### TASK TO COMPLETE
Please work out how many lines in the data below hold the word "icon", and state only the number.

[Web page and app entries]
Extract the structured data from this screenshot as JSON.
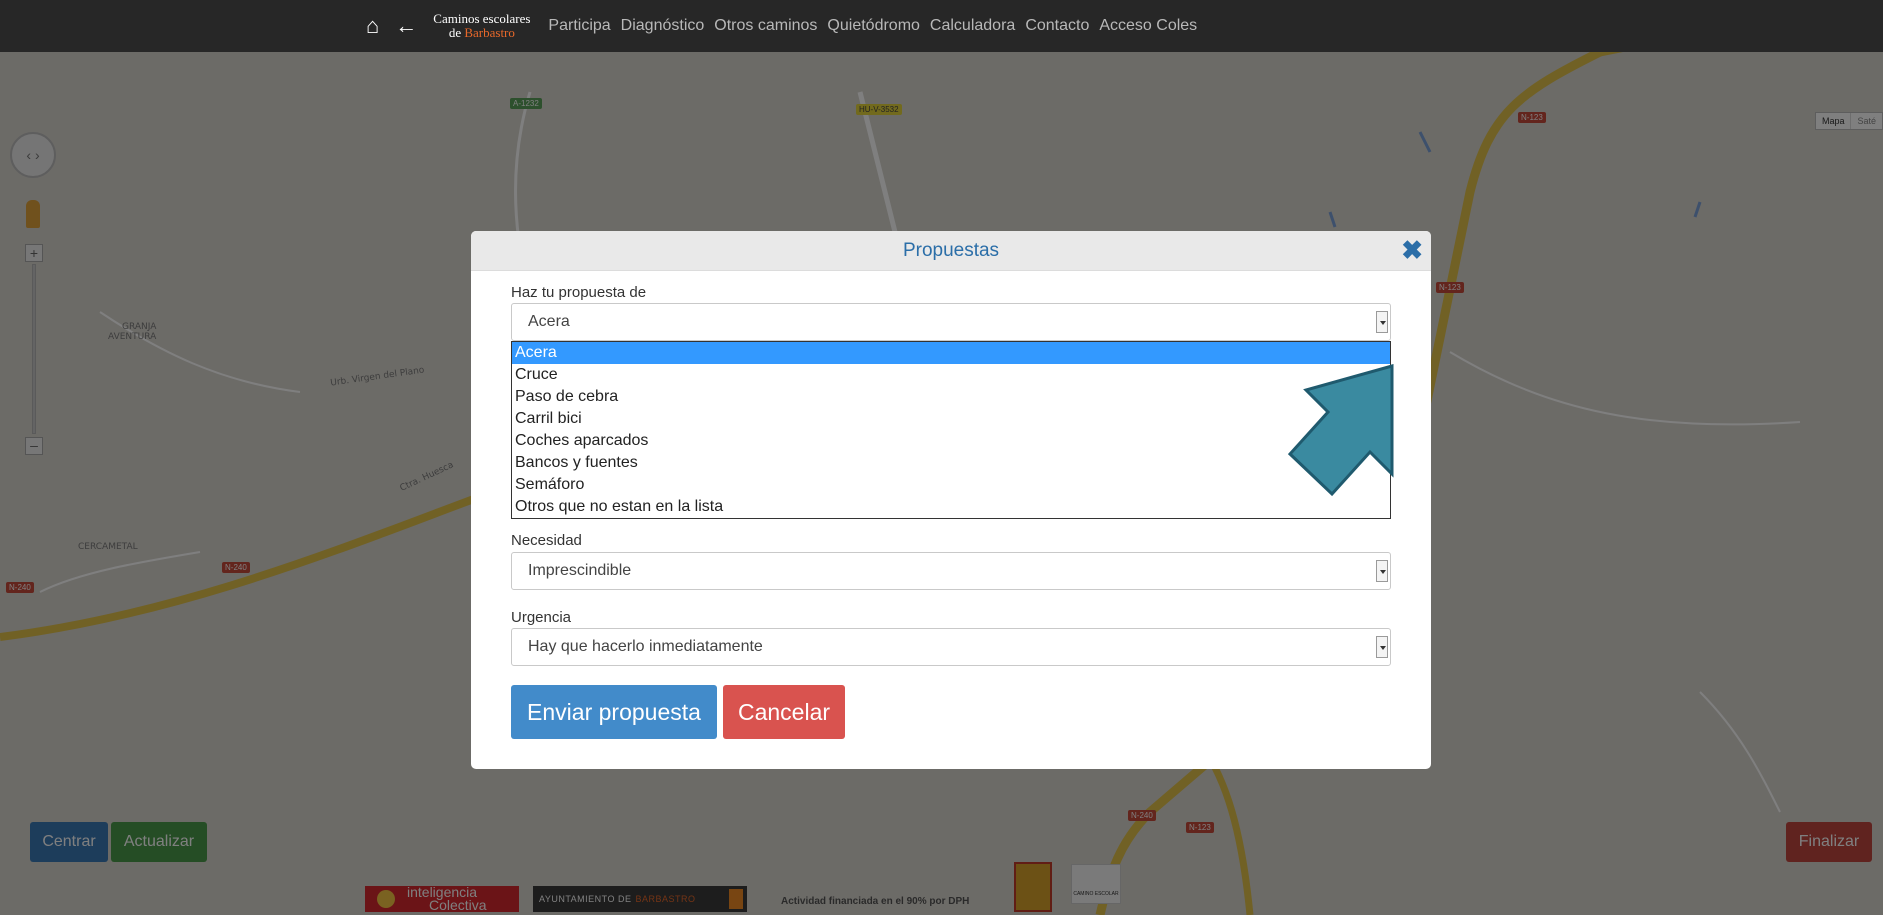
{
  "navbar": {
    "home_icon": "home-icon",
    "back_icon": "back-arrow-icon",
    "brand_line1": "Caminos escolares",
    "brand_line2_prefix": "de ",
    "brand_line2_highlight": "Barbastro",
    "links": [
      "Participa",
      "Diagnóstico",
      "Otros caminos",
      "Quietódromo",
      "Calculadora",
      "Contacto",
      "Acceso Coles"
    ]
  },
  "map": {
    "labels": {
      "granja_1": "GRANJA",
      "granja_2": "AVENTURA",
      "cercametal": "CERCAMETAL",
      "ctra_huesca": "Ctra. Huesca",
      "virgen_plano": "Urb. Virgen del Plano"
    },
    "shields": {
      "a1232": "A-1232",
      "hu": "HU-V-3532",
      "n123_a": "N-123",
      "n123_b": "N-123",
      "n240_a": "N-240",
      "n240_b": "N-240",
      "n240_c": "N-240",
      "n123_c": "N-123"
    },
    "map_type": [
      "Mapa",
      "Saté"
    ]
  },
  "buttons": {
    "centrar": "Centrar",
    "actualizar": "Actualizar",
    "finalizar": "Finalizar"
  },
  "footer": {
    "ic_line1": "inteligencia",
    "ic_line2": "Colectiva",
    "ayto_prefix": "AYUNTAMIENTO DE",
    "ayto_highlight": "BARBASTRO",
    "financing": "Actividad financiada en el 90% por DPH",
    "camino_escolar": "CAMINO ESCOLAR"
  },
  "modal": {
    "title": "Propuestas",
    "close_icon": "close-icon",
    "propuesta_label": "Haz tu propuesta de",
    "propuesta_value": "Acera",
    "propuesta_options": [
      "Acera",
      "Cruce",
      "Paso de cebra",
      "Carril bici",
      "Coches aparcados",
      "Bancos y fuentes",
      "Semáforo",
      "Otros que no estan en la lista"
    ],
    "propuesta_selected_index": 0,
    "necesidad_label": "Necesidad",
    "necesidad_value": "Imprescindible",
    "urgencia_label": "Urgencia",
    "urgencia_value": "Hay que hacerlo inmediatamente",
    "enviar_label": "Enviar propuesta",
    "cancelar_label": "Cancelar"
  },
  "colors": {
    "navbar": "#272727",
    "primary": "#428bca",
    "danger": "#d9534f",
    "success": "#4a9a4a",
    "selected_option": "#3399ff",
    "annotation_arrow": "#3a8aa0"
  }
}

### REPLY TO THE EXERCISE
3